• Record excerpts:
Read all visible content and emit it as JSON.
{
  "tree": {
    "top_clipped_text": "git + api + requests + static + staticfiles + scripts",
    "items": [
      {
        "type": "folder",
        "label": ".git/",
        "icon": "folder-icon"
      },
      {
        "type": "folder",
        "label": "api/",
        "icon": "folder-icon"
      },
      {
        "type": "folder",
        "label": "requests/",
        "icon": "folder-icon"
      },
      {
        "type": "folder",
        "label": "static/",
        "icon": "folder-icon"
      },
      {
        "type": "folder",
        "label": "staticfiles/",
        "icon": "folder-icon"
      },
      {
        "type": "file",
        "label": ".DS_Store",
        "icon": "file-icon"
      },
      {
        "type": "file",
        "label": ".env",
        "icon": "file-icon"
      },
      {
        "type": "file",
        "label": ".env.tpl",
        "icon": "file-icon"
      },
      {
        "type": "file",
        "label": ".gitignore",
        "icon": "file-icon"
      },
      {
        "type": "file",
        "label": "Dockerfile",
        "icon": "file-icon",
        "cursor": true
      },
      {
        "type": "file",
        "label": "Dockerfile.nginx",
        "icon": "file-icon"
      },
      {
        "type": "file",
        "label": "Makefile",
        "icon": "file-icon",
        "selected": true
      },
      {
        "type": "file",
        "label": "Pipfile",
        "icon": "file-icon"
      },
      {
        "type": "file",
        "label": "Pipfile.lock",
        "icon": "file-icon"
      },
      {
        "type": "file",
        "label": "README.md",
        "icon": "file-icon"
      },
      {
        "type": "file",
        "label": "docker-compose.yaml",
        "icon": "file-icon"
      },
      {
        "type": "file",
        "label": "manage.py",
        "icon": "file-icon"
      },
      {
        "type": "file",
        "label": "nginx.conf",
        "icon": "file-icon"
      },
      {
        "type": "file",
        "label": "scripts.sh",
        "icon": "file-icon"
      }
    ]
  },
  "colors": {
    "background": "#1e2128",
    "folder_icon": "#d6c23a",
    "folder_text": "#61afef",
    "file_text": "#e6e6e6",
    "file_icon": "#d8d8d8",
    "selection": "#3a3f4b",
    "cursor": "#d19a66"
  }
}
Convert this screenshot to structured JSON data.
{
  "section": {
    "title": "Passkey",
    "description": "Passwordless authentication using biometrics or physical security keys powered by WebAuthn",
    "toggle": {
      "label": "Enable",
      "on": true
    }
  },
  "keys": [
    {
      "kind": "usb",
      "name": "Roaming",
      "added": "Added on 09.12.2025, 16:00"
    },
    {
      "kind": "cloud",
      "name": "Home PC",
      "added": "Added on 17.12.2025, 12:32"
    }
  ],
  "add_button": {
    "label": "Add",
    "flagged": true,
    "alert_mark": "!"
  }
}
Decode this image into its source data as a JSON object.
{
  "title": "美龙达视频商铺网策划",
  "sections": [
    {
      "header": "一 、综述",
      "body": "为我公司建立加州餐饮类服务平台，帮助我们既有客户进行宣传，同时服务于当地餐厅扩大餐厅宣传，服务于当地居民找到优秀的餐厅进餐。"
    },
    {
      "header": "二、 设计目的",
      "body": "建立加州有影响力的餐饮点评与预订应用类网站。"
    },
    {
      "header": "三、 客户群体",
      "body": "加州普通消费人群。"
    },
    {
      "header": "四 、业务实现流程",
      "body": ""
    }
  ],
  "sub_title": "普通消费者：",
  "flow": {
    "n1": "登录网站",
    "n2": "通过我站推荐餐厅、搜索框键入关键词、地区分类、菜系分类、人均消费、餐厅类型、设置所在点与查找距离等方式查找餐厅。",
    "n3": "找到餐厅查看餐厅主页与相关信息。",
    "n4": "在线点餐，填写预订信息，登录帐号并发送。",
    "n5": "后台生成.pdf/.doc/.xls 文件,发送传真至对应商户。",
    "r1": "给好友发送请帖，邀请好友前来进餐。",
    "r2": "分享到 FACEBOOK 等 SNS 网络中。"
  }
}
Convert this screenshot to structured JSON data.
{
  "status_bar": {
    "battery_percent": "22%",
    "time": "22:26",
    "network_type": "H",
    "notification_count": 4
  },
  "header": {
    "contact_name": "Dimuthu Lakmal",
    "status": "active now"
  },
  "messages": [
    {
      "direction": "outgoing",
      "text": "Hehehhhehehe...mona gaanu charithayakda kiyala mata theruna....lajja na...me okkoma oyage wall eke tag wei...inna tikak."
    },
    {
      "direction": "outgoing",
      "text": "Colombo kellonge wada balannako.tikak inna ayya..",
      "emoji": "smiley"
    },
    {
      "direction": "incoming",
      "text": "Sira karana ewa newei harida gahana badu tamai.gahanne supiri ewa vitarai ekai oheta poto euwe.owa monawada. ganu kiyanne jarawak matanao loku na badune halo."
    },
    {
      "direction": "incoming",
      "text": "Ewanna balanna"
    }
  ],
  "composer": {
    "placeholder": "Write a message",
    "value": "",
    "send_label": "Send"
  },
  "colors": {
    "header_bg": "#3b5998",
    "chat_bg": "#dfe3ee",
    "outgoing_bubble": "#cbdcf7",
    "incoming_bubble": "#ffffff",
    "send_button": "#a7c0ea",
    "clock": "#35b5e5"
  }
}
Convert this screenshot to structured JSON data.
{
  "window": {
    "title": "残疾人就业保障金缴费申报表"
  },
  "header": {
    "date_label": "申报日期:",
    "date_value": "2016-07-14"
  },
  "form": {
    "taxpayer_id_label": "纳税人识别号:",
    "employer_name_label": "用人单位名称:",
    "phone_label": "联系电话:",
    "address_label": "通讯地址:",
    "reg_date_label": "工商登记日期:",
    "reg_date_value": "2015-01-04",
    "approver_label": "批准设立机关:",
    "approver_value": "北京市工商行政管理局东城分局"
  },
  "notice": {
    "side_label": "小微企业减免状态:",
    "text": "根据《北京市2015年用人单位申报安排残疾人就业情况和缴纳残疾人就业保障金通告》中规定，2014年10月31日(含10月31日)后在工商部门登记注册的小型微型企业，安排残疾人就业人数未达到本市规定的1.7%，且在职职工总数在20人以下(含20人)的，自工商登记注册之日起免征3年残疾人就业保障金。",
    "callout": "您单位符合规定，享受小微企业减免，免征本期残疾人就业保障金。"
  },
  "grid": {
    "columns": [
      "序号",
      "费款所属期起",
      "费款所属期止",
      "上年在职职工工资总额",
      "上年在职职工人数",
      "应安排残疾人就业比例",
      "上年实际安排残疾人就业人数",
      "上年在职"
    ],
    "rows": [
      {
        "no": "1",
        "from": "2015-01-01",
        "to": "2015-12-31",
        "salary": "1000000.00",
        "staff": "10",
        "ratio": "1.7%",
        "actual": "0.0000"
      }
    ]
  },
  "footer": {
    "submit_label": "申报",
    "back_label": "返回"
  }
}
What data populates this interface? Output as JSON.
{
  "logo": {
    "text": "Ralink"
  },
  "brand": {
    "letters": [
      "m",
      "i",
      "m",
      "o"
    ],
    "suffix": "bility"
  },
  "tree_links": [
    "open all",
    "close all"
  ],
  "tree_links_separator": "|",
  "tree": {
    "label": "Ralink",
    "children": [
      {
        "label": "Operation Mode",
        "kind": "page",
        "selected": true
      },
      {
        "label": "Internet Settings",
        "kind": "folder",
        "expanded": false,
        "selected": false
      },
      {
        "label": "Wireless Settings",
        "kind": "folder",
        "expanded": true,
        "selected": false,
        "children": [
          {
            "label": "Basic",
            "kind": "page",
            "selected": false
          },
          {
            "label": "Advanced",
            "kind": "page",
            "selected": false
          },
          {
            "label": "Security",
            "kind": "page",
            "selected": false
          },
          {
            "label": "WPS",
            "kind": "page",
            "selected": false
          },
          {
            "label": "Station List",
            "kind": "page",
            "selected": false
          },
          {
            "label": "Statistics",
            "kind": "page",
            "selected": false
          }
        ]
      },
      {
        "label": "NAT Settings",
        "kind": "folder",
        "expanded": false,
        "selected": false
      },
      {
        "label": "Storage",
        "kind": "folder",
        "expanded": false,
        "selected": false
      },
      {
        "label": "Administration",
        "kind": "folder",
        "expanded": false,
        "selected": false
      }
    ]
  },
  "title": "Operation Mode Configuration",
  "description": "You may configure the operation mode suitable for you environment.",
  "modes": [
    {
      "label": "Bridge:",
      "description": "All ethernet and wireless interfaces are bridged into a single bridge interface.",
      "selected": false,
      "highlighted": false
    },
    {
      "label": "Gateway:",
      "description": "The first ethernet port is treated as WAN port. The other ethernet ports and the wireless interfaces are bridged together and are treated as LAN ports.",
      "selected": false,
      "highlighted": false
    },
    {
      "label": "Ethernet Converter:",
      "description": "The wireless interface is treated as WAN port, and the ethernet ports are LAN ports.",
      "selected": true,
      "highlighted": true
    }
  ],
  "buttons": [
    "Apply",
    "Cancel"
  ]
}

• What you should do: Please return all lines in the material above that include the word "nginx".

• Solution to this problem:
        "label": "Dockerfile.nginx",
        "label": "nginx.conf",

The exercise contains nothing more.